*** EXERCISE MATERIALS
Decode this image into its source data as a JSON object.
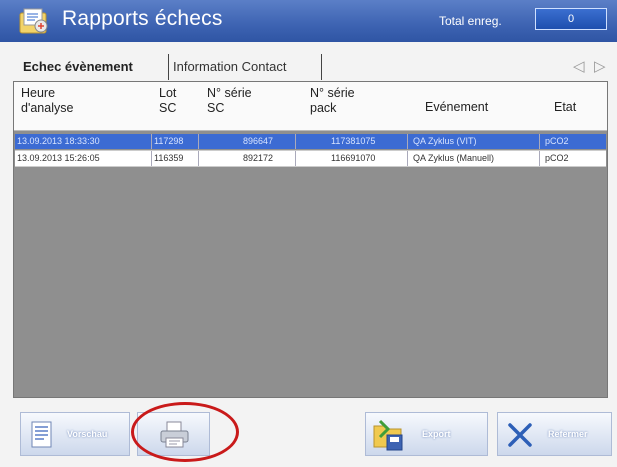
{
  "header": {
    "title": "Rapports échecs",
    "total_label": "Total enreg.",
    "total_value": "0"
  },
  "tabs": [
    {
      "label": "Echec évènement",
      "active": true
    },
    {
      "label": "Information Contact",
      "active": false
    }
  ],
  "table": {
    "columns": [
      [
        "Heure",
        "d'analyse"
      ],
      [
        "Lot",
        "SC"
      ],
      [
        "N° série",
        "SC"
      ],
      [
        "N° série",
        "pack"
      ],
      [
        "Evénement"
      ],
      [
        "Etat"
      ]
    ],
    "rows": [
      {
        "selected": true,
        "cells": [
          "13.09.2013 18:33:30",
          "117298",
          "896647",
          "117381075",
          "QA Zyklus (VIT)",
          "pCO2"
        ]
      },
      {
        "selected": false,
        "cells": [
          "13.09.2013 15:26:05",
          "116359",
          "892172",
          "116691070",
          "QA Zyklus (Manuell)",
          "pCO2"
        ]
      }
    ]
  },
  "buttons": {
    "preview": "Vorschau",
    "export": "Export",
    "close": "Refermer"
  },
  "colors": {
    "header": "#3d63b2",
    "selected_row": "#3c6bd3",
    "highlight_circle": "#c91a1a"
  }
}
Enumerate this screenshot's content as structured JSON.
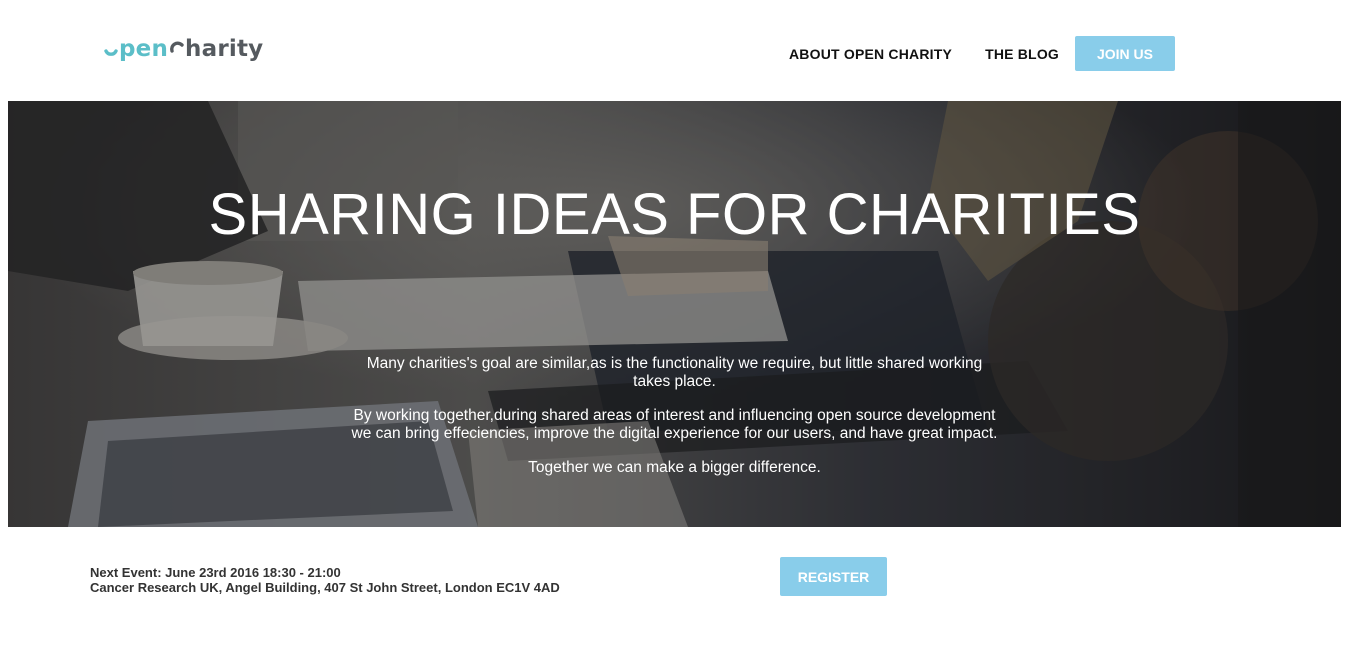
{
  "brand": {
    "logo_text_open": "pen",
    "logo_text_charity": "harity",
    "logo_name": "open-charity-logo"
  },
  "nav": {
    "about_label": "ABOUT OPEN CHARITY",
    "blog_label": "THE BLOG",
    "join_label": "JOIN US"
  },
  "hero": {
    "title": "SHARING IDEAS FOR CHARITIES",
    "paragraphs": [
      "Many charities's goal are similar,as is the functionality we require, but little shared working takes place.",
      "By working together,during shared areas of interest and influencing open source development we can bring effeciencies, improve the digital experience for our users, and have great impact.",
      "Together we can make a bigger difference."
    ]
  },
  "event": {
    "line1": "Next Event: June 23rd 2016 18:30 - 21:00",
    "line2": "Cancer Research UK, Angel Building, 407 St John Street, London EC1V 4AD",
    "register_label": "REGISTER"
  },
  "colors": {
    "accent": "#89cdea",
    "logo_teal": "#5bbec8",
    "logo_gray": "#555a5f"
  }
}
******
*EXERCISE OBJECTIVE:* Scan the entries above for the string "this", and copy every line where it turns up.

*ANSWER SPACE:*
Decode this image into its source data as a JSON object.
Enumerate this screenshot's content as structured JSON.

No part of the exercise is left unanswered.